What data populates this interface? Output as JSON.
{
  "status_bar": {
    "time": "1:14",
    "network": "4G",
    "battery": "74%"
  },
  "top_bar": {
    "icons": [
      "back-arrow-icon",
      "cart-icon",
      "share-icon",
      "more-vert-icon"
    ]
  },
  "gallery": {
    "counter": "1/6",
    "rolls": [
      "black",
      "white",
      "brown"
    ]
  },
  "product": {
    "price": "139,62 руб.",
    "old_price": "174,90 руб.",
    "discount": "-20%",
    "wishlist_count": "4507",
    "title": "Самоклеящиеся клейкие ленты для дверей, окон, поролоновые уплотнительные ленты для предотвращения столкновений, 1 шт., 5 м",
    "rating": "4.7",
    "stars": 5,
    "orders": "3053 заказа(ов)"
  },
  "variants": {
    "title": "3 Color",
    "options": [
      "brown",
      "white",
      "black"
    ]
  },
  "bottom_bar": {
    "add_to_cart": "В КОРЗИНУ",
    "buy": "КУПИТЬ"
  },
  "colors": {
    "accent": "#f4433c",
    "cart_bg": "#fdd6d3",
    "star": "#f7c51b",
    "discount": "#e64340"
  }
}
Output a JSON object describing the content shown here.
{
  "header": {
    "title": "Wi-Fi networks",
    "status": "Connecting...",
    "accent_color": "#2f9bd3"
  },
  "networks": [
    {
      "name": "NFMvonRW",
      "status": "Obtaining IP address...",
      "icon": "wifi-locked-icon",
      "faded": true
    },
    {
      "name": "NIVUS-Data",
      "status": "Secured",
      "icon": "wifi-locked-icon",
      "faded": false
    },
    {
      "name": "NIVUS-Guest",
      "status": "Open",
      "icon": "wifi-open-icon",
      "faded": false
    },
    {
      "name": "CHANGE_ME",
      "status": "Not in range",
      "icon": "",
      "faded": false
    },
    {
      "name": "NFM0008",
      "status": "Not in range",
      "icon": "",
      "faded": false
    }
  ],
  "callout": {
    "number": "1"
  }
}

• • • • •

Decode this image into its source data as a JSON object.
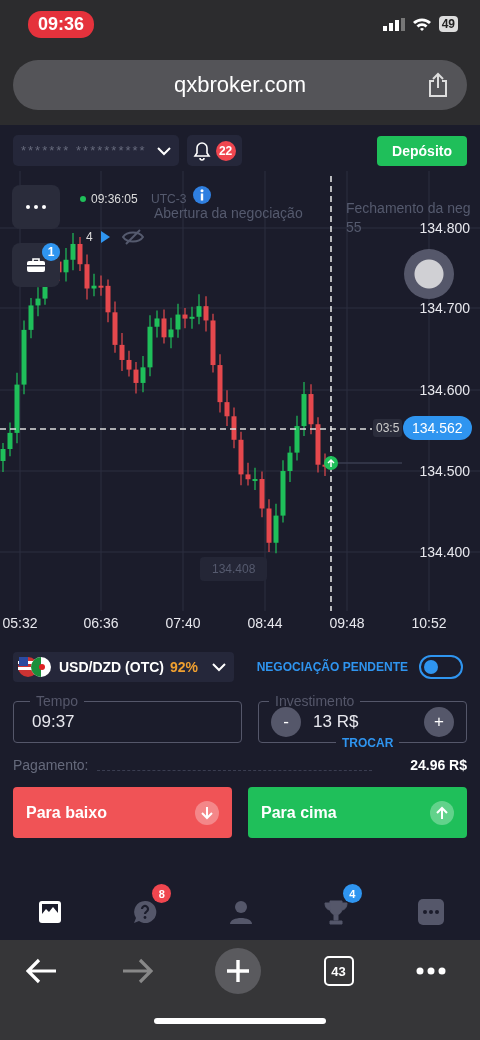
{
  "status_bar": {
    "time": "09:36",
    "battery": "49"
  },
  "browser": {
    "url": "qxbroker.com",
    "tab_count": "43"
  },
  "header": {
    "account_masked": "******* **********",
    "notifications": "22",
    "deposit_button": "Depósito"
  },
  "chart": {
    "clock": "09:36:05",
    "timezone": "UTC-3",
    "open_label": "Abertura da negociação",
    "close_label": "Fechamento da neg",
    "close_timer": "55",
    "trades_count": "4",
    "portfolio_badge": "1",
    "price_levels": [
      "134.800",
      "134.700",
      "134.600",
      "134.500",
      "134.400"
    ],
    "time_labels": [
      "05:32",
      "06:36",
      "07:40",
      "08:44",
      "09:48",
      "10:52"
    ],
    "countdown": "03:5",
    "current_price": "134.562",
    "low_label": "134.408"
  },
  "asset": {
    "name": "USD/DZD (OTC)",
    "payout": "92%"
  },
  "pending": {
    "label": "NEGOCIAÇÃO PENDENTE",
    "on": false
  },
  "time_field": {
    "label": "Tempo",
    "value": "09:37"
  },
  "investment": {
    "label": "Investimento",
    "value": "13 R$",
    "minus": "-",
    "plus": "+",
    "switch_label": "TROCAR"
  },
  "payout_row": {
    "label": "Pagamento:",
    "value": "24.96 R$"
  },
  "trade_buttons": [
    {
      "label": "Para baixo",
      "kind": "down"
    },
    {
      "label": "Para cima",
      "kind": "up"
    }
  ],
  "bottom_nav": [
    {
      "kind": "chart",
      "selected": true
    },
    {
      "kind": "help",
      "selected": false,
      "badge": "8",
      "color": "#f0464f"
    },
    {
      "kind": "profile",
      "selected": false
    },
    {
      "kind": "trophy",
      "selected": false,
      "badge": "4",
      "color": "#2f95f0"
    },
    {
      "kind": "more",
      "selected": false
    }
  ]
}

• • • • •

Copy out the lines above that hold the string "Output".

What data populates this interface? Output as JSON.
Output a JSON object describing the content shown here.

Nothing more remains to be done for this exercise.